Isaac Berken and Owen Tierney were sitting next to each other, in the last train car when Berken says he felt a jolt.
“Right after I woke up the car started shaking, kind of, and it felt like we were switching tracks and then it started to shake a little bit more and it leaned to the side and that’s when I knew it shouldn’t be leaning that much. And then that’s when everything kind of started to fall over.”
After the initial shock, the scouts, along with the other passengers, checked on each other.
“I consoled people, I comforted people, I did a little bit of first aid.”
And then they worked on getting themselves out of the overturned train car.
“Within a minute we had scouts trying to find the emergency window. They pushed it open and then one by one we started having people crawl out of there. And then, by the time I got to the top, technically the side, but right on top of the train, I saw all the train cars that were gone and that’s when I realized like holy cow that’s actually what happened.”
Isaac Berken says he and the others walked along what was now the top of the overturned train, checking on other passengers and helping where they could.
“I was walking on the side of the car and there was a door that was open on the side. I was able to get in there and I helped some people get out of there and walk them down to the end of the train where they could get off and get down to the intersection.”
Some of the scouts met up with the train’s engineer who gave them water to hand out. It wasn’t until they were at triage center, away from the crash site, that reality sunk in.
“Once I got there, I started breaking down, because I realized there was nothing I could do. Nothing I could do to help, but I got over it. I was okay.”

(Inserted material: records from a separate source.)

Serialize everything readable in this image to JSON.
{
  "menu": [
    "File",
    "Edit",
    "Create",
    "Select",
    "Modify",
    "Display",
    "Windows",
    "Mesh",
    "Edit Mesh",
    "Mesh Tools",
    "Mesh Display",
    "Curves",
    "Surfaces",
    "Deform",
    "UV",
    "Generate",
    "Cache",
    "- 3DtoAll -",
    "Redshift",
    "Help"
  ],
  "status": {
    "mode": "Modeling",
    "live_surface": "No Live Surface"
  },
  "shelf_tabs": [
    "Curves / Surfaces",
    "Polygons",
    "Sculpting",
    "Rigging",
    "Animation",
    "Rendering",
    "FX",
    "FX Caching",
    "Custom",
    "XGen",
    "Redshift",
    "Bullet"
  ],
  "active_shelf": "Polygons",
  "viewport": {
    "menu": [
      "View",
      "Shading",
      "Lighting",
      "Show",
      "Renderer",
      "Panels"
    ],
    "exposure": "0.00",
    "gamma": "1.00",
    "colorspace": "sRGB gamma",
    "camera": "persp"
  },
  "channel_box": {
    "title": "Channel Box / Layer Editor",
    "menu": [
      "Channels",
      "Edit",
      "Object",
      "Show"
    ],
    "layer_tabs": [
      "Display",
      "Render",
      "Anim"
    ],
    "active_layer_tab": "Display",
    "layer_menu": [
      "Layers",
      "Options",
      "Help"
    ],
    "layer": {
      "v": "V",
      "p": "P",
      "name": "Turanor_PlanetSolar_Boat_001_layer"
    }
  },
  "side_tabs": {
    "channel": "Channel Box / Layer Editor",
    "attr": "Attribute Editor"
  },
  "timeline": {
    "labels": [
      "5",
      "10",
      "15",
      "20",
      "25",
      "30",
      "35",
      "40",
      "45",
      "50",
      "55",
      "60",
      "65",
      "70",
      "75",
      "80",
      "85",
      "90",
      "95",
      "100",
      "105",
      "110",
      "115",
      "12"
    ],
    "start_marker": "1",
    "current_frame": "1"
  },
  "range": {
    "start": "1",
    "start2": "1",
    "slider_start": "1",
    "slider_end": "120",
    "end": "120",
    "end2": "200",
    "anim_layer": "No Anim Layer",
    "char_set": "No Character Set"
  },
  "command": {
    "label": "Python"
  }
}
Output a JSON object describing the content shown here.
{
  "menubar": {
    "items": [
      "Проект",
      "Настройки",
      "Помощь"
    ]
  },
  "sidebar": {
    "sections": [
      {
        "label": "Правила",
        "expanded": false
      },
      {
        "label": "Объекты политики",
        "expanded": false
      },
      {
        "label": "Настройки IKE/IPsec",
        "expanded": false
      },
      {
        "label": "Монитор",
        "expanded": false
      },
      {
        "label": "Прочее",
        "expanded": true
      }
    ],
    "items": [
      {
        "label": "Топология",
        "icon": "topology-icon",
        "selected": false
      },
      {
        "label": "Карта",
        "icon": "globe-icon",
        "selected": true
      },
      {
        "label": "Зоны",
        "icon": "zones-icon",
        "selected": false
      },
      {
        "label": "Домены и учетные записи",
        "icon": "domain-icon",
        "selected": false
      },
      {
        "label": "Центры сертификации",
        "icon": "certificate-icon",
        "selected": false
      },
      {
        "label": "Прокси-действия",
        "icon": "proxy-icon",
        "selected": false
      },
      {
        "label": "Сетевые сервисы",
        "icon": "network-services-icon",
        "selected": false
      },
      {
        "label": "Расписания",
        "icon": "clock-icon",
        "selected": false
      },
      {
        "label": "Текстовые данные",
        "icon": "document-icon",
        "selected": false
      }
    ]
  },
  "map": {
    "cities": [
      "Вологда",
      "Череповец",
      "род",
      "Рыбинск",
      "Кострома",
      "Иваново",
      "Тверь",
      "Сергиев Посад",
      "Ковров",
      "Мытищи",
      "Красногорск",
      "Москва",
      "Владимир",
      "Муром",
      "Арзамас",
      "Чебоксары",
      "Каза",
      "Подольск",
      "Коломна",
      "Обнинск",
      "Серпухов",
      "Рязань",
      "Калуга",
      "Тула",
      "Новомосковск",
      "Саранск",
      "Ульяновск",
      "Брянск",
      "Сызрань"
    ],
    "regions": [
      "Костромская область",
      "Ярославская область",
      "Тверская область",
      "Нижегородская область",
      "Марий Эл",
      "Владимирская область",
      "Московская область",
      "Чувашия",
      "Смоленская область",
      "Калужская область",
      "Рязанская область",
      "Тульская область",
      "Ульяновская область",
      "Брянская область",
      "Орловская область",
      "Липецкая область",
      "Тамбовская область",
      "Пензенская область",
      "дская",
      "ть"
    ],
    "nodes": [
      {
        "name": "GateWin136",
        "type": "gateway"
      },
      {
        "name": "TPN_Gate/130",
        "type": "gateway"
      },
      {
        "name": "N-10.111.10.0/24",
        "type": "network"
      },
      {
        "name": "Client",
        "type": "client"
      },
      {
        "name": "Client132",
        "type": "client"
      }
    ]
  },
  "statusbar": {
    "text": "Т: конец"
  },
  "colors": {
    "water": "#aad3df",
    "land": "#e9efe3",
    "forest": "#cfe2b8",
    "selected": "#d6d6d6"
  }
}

Now relying on one another for support as they realize what they’ve been through.
“We’ve become brothers.”